**Exercise description**:
Copy each line of the listing where the word "date" can be found.

^^^^

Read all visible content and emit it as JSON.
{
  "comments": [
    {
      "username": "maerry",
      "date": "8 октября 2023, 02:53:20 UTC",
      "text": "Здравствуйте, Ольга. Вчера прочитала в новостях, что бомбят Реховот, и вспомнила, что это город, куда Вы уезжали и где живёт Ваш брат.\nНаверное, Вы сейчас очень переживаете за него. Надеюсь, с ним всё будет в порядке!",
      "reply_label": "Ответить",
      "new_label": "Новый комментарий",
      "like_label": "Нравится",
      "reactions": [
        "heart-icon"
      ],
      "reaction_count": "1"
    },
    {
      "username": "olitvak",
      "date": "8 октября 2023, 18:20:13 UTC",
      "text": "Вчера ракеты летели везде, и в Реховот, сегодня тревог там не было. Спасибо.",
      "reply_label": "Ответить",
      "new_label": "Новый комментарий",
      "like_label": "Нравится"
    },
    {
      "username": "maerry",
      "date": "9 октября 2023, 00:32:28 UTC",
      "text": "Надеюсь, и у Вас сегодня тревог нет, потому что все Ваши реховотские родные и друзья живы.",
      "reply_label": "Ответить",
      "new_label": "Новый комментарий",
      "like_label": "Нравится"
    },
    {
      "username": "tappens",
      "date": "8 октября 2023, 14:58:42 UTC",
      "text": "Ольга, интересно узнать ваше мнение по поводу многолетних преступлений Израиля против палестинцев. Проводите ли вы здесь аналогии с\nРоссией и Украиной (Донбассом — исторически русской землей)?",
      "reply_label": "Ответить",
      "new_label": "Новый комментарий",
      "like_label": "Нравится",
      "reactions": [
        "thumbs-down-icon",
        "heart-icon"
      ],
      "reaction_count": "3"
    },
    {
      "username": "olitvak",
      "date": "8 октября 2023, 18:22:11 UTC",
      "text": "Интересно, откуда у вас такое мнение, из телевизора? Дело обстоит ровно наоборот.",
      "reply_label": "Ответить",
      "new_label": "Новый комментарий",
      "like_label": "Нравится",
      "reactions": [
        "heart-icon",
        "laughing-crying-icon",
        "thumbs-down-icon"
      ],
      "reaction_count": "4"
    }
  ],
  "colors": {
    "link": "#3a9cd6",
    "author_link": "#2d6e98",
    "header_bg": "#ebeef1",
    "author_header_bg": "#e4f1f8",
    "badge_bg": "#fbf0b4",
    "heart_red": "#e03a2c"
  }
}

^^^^

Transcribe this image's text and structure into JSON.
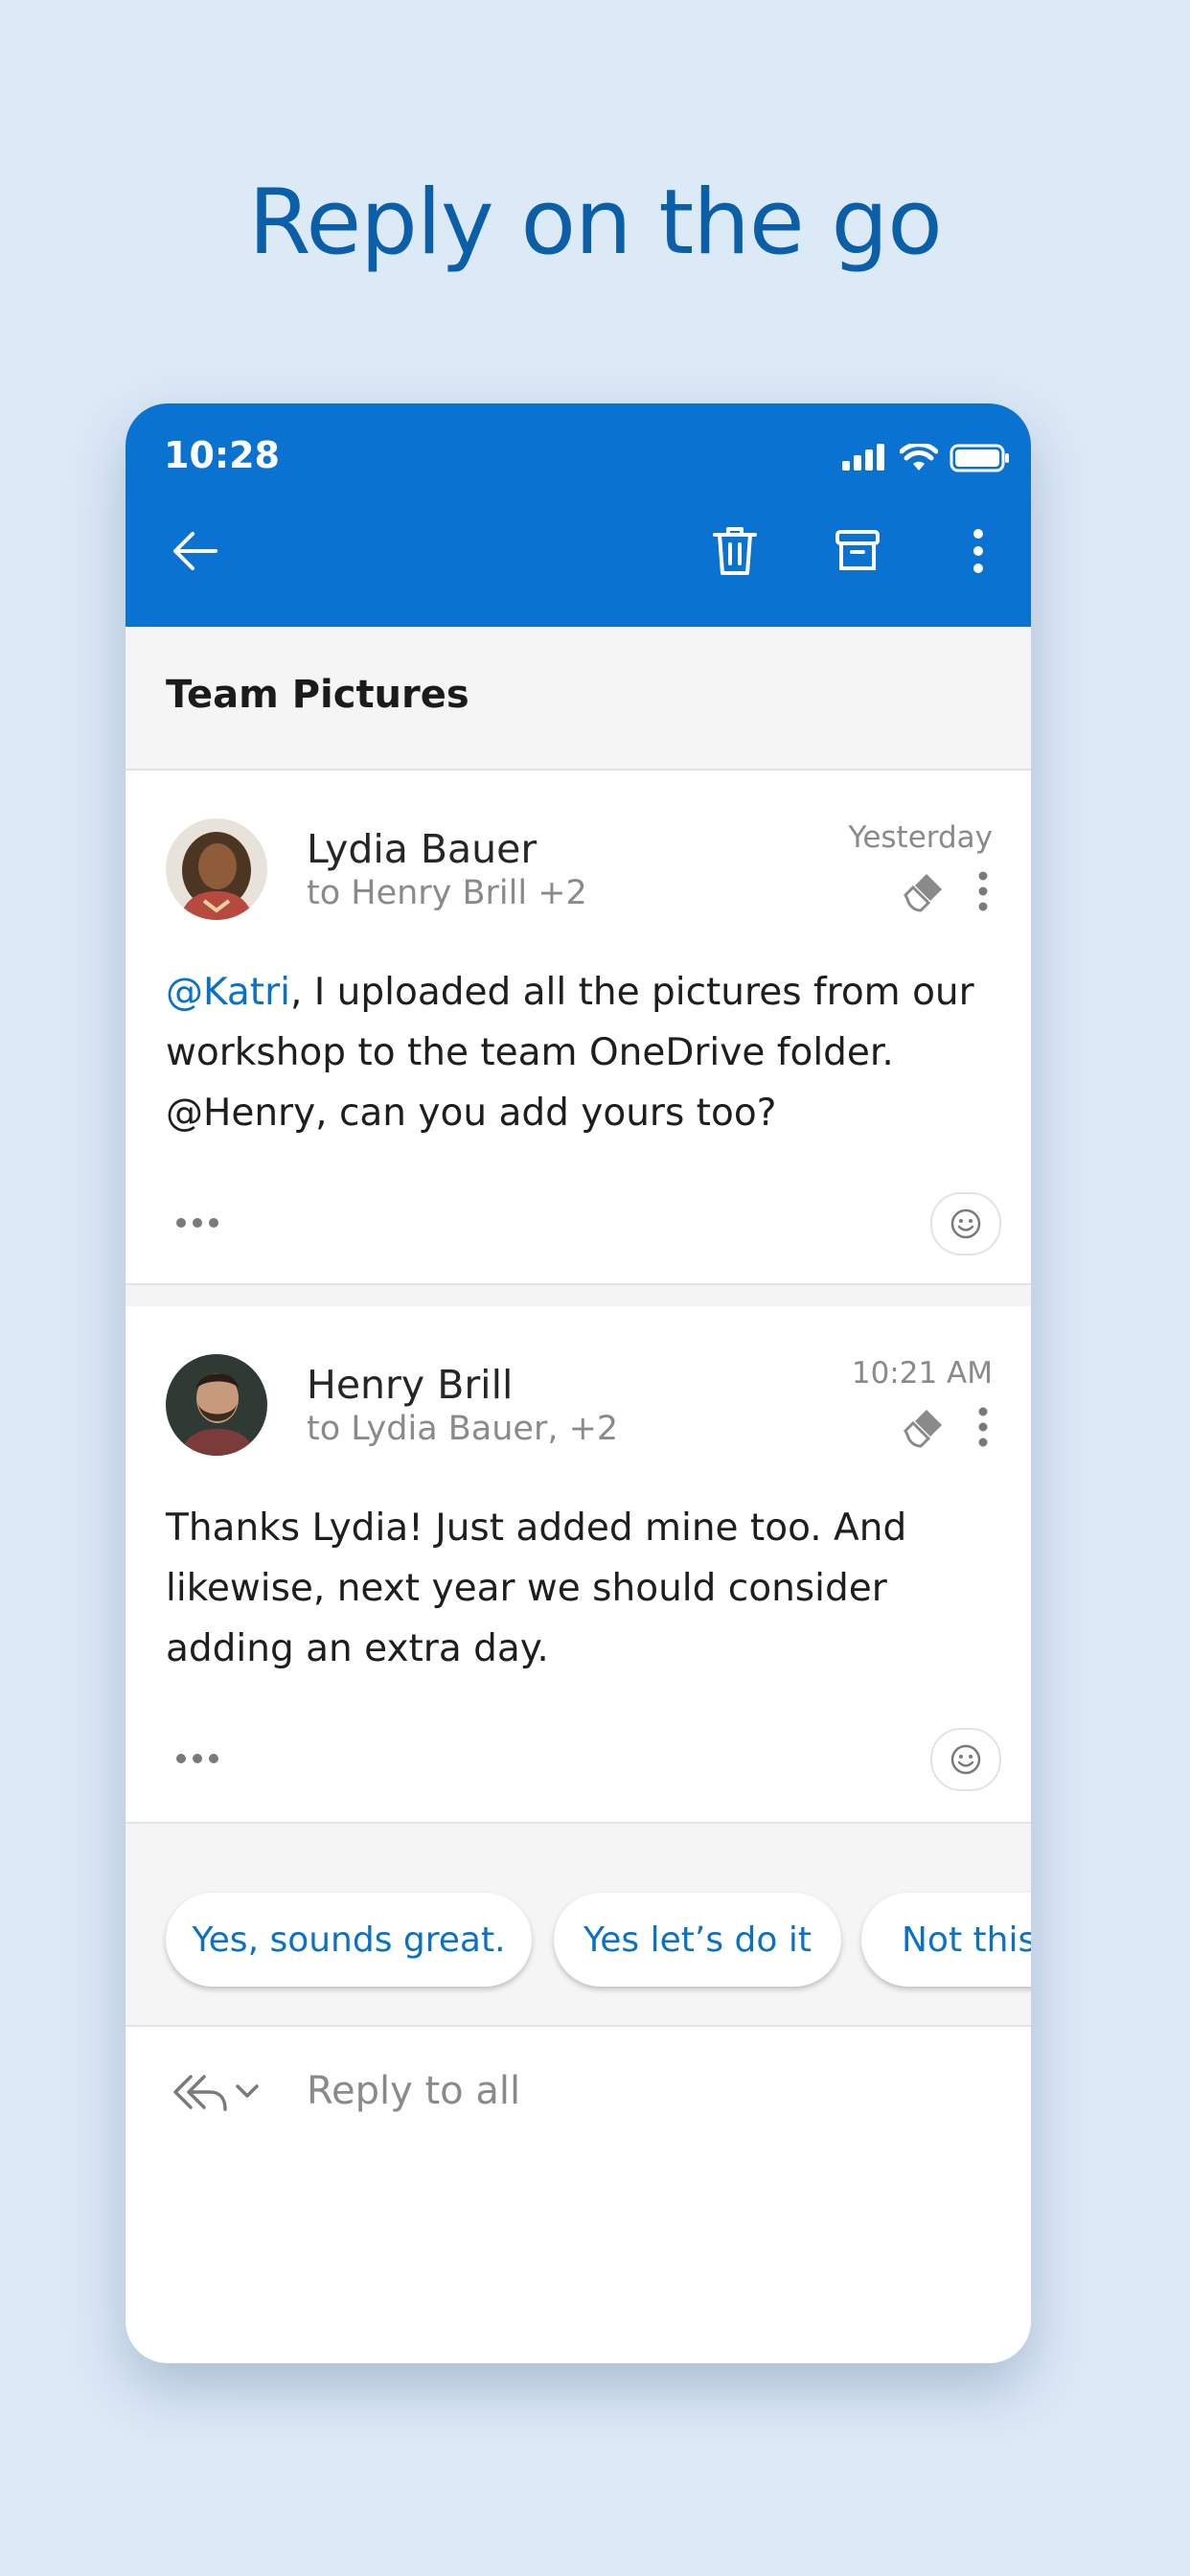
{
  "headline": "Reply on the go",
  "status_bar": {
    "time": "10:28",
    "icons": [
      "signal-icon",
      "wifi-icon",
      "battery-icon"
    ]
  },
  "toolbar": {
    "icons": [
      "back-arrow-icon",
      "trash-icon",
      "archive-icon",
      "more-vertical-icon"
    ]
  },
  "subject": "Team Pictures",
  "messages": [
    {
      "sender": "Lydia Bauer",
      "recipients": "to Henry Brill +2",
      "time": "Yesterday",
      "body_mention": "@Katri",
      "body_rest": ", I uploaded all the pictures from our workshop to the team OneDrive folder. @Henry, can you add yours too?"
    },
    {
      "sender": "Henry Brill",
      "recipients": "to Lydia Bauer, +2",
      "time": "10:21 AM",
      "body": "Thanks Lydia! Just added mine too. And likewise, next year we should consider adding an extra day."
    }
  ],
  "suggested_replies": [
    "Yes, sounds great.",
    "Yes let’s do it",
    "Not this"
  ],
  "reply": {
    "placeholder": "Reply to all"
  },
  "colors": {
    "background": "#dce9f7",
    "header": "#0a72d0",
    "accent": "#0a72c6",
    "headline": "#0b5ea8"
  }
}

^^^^

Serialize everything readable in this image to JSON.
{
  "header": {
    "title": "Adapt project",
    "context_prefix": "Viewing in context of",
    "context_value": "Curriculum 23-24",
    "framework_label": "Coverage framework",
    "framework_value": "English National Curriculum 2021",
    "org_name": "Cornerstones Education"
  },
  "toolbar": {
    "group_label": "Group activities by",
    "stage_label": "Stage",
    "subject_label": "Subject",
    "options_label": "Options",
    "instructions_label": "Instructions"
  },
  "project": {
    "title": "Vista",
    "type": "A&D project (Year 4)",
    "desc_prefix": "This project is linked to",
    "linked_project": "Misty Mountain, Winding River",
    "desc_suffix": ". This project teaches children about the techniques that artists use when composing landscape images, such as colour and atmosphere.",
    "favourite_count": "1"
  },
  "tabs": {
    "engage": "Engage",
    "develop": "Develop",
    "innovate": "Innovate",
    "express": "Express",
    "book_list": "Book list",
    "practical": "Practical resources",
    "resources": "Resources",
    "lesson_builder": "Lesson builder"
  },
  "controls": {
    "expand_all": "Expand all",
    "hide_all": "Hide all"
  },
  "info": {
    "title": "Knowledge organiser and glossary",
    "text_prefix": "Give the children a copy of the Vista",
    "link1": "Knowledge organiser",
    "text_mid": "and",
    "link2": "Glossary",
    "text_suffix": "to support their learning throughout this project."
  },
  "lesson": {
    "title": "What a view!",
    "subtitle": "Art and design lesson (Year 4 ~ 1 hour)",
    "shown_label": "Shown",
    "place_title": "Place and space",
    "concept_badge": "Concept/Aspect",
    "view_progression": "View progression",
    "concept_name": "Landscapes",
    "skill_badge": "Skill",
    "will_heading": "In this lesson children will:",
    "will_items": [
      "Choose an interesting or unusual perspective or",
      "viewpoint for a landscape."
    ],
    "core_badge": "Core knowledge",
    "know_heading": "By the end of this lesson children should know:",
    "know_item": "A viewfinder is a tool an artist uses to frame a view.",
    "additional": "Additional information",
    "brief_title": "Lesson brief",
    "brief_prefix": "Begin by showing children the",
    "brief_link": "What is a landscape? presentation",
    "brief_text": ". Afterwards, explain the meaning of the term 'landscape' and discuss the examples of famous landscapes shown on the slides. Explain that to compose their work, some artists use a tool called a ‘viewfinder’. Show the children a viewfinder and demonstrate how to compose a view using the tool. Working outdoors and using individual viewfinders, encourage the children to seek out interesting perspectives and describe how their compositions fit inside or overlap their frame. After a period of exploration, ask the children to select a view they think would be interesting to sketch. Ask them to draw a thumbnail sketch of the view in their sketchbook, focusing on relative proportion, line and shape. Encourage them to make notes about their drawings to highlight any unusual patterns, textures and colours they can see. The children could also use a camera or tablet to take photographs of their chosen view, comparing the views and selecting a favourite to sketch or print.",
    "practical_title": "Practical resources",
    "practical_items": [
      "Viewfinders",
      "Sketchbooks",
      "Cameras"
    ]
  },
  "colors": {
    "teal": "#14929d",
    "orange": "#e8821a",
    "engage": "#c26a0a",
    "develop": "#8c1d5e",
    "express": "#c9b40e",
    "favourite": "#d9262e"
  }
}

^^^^

**Exercise answer**:
      "date": "8 октября 2023, 02:53:20 UTC",
      "date": "8 октября 2023, 18:20:13 UTC",
      "date": "9 октября 2023, 00:32:28 UTC",
      "date": "8 октября 2023, 14:58:42 UTC",
      "date": "8 октября 2023, 18:22:11 UTC",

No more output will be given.